■ Work request:
Your task is to copy every line of the entries that holds the word "JSON".

[Data entries]
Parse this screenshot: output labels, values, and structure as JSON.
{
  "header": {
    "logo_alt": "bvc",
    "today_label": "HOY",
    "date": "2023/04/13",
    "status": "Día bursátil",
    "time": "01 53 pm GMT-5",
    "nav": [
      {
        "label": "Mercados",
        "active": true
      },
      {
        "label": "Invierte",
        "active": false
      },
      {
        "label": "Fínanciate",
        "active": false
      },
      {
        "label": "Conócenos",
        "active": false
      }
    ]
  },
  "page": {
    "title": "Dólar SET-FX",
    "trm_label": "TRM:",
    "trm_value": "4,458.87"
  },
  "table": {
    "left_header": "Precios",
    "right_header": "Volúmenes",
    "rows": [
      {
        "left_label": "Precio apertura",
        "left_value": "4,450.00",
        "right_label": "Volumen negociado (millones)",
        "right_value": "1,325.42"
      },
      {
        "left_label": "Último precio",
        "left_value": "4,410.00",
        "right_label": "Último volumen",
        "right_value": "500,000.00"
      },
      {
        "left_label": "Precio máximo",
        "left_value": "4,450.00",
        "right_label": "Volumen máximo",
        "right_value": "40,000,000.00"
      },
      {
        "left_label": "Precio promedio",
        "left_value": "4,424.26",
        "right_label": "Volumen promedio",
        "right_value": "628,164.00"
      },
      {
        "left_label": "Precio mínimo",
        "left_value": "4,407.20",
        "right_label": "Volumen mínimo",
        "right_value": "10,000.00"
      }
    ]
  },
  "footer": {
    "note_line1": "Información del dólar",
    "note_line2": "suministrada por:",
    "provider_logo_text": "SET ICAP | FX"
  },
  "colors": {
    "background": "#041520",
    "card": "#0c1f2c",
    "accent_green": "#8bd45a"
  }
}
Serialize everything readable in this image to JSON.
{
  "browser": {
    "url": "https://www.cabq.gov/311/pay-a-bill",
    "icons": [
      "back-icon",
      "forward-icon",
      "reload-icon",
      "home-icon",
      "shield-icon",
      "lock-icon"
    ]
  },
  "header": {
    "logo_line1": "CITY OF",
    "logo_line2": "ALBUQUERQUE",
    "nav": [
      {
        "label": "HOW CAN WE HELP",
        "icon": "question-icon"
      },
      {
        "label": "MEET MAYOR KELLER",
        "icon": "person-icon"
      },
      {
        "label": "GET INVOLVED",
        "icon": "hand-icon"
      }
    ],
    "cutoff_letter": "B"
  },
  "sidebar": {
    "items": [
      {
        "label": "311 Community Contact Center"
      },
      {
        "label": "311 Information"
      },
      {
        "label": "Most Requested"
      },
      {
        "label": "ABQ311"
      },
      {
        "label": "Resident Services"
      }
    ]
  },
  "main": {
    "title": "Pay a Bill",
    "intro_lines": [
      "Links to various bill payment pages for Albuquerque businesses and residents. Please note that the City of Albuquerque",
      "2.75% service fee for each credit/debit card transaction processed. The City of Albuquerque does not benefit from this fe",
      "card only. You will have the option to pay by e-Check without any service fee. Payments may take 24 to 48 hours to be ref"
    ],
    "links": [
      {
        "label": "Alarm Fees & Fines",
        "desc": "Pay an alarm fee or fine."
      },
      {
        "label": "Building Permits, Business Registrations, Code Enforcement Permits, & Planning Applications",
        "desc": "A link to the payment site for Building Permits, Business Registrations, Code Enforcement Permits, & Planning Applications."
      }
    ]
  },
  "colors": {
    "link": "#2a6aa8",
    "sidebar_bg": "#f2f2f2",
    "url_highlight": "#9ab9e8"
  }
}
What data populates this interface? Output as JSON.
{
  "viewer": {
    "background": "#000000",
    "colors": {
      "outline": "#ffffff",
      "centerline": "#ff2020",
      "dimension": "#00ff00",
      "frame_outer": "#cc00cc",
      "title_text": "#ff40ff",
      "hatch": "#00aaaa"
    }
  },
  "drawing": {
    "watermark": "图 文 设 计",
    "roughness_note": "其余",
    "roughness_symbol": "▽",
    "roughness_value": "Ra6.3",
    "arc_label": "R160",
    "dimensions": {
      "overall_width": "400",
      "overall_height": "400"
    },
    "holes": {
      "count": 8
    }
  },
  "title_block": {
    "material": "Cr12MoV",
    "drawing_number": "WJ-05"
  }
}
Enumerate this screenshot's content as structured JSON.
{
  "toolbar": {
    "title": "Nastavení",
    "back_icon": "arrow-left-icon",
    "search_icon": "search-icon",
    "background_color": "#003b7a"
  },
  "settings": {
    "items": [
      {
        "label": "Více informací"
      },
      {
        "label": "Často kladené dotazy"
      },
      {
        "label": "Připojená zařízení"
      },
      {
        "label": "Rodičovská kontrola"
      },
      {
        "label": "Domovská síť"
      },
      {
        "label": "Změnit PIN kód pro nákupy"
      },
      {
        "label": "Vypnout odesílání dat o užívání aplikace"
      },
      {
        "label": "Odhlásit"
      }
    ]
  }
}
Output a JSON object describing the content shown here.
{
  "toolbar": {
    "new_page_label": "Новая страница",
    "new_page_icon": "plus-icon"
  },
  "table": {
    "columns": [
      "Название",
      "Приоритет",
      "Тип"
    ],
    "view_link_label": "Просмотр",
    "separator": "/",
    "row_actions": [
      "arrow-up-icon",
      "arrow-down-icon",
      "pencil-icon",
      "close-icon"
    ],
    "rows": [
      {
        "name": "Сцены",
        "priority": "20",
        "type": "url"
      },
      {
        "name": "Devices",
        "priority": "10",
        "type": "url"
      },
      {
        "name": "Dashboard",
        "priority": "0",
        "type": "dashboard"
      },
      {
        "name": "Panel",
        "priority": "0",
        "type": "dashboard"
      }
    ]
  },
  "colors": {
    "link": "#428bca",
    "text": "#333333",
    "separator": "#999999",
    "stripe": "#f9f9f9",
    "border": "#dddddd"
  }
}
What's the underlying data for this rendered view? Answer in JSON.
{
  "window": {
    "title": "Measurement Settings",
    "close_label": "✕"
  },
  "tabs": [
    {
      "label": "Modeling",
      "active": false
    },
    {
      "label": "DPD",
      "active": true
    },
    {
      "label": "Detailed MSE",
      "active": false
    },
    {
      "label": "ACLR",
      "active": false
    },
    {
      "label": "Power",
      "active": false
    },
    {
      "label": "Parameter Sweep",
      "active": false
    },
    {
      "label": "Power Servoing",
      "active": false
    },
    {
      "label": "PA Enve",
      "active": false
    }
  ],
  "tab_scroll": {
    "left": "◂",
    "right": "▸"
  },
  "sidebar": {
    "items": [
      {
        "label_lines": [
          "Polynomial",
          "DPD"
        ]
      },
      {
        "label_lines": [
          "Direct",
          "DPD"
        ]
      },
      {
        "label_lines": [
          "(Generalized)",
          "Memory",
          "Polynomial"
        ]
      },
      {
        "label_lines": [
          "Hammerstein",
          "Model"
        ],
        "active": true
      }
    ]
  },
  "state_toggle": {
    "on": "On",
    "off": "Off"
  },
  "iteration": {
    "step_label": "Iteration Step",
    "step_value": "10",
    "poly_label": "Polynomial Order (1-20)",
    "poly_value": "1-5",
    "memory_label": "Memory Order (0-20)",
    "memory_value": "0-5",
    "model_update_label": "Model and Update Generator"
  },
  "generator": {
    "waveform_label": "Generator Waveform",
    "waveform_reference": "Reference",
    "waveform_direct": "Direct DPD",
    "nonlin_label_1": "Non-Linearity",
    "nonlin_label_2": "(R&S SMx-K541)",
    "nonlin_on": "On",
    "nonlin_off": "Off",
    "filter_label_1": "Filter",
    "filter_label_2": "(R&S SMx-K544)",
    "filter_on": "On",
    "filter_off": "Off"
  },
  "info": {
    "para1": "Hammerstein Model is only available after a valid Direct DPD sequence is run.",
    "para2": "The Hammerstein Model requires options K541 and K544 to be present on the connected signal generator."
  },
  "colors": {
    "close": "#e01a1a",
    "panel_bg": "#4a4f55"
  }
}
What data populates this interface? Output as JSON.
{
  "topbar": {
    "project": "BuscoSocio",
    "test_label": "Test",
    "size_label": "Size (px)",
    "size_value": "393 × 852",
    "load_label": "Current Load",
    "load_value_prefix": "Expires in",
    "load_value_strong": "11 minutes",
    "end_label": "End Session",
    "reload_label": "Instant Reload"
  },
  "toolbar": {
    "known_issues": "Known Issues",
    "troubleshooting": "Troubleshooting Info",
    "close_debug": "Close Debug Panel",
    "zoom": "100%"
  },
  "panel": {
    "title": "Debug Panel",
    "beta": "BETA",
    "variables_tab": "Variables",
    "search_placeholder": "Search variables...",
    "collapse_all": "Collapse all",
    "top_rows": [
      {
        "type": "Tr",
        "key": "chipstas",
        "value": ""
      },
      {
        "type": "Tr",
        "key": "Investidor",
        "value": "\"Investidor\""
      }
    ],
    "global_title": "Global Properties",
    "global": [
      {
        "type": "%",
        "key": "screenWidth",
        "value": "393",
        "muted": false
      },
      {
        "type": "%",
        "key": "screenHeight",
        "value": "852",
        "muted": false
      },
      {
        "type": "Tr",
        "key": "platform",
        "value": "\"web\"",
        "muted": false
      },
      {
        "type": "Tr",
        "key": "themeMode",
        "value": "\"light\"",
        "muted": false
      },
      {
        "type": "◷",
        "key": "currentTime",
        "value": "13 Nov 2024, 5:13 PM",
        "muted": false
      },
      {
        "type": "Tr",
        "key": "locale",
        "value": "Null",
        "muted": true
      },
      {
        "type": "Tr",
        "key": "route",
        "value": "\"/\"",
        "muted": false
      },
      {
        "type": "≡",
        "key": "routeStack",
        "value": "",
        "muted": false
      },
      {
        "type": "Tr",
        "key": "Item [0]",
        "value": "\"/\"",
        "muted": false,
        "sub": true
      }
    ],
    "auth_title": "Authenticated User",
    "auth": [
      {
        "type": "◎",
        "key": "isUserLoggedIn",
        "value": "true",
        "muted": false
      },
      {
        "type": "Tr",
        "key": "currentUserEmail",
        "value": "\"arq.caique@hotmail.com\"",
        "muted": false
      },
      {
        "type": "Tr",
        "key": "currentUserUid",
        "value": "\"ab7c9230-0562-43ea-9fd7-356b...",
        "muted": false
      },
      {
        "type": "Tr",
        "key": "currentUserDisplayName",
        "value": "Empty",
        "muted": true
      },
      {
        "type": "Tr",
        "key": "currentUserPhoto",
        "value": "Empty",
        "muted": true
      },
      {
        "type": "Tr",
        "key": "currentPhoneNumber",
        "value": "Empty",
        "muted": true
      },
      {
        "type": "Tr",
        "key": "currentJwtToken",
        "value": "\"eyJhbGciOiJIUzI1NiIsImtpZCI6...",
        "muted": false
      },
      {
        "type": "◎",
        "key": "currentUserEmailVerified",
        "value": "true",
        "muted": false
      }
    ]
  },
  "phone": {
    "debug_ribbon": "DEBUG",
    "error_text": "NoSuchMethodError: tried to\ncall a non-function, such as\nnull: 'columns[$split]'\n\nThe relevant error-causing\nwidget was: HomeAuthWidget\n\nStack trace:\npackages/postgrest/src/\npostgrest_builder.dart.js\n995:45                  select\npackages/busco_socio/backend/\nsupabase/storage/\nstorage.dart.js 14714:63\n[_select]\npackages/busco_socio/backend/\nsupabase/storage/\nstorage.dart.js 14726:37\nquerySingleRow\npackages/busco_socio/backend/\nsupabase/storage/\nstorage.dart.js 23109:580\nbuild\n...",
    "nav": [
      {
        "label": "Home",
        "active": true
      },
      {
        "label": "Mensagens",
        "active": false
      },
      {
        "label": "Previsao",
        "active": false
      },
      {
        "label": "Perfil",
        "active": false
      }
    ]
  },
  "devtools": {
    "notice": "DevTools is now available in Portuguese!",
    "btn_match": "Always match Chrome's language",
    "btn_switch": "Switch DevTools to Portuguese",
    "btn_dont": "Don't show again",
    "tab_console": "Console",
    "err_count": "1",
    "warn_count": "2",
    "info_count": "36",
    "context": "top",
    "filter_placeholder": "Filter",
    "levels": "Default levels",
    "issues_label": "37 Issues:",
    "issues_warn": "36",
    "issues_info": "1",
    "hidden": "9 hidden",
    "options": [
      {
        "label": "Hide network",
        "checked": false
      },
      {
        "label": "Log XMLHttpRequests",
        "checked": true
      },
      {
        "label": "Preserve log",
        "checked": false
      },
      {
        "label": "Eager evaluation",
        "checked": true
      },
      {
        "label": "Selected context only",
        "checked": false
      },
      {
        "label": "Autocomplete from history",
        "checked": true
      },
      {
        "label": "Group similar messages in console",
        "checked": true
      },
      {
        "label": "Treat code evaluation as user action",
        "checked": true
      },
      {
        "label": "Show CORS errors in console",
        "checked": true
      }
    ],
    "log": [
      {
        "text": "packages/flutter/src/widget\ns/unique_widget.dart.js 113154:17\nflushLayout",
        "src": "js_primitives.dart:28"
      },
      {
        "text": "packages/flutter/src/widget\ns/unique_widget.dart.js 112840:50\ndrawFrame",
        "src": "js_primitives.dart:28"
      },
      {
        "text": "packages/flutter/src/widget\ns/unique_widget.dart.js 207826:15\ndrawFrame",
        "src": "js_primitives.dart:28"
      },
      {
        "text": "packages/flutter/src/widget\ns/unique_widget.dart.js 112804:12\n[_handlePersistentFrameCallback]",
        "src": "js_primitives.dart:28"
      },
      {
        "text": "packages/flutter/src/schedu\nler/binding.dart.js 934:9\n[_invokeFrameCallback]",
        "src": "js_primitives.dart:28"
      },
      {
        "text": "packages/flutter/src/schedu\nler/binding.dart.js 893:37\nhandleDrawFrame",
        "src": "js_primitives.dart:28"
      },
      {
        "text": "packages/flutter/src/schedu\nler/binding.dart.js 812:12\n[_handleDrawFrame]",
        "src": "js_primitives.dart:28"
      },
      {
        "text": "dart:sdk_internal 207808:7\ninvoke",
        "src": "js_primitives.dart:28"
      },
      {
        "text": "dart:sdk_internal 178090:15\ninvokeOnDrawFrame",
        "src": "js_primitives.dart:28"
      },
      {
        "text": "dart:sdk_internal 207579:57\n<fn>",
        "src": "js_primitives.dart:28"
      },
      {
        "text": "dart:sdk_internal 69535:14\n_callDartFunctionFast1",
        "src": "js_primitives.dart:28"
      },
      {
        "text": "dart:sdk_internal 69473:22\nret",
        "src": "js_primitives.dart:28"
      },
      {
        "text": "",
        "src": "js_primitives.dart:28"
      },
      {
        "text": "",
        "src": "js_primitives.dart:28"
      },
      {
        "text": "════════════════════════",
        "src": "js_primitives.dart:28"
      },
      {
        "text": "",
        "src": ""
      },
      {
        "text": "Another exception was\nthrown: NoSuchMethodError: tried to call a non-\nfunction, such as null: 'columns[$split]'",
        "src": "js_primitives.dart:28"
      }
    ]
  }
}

■ Answer area:
Parse this screenshot: output labels, values, and structure as JSON.
Serialize everything readable in this image to JSON.
What data populates this interface? Output as JSON.
Enumerate this screenshot's content as structured JSON.
Output a JSON object describing the content shown here.
What's the underlying data for this rendered view? Answer in JSON.
What data populates this interface? Output as JSON.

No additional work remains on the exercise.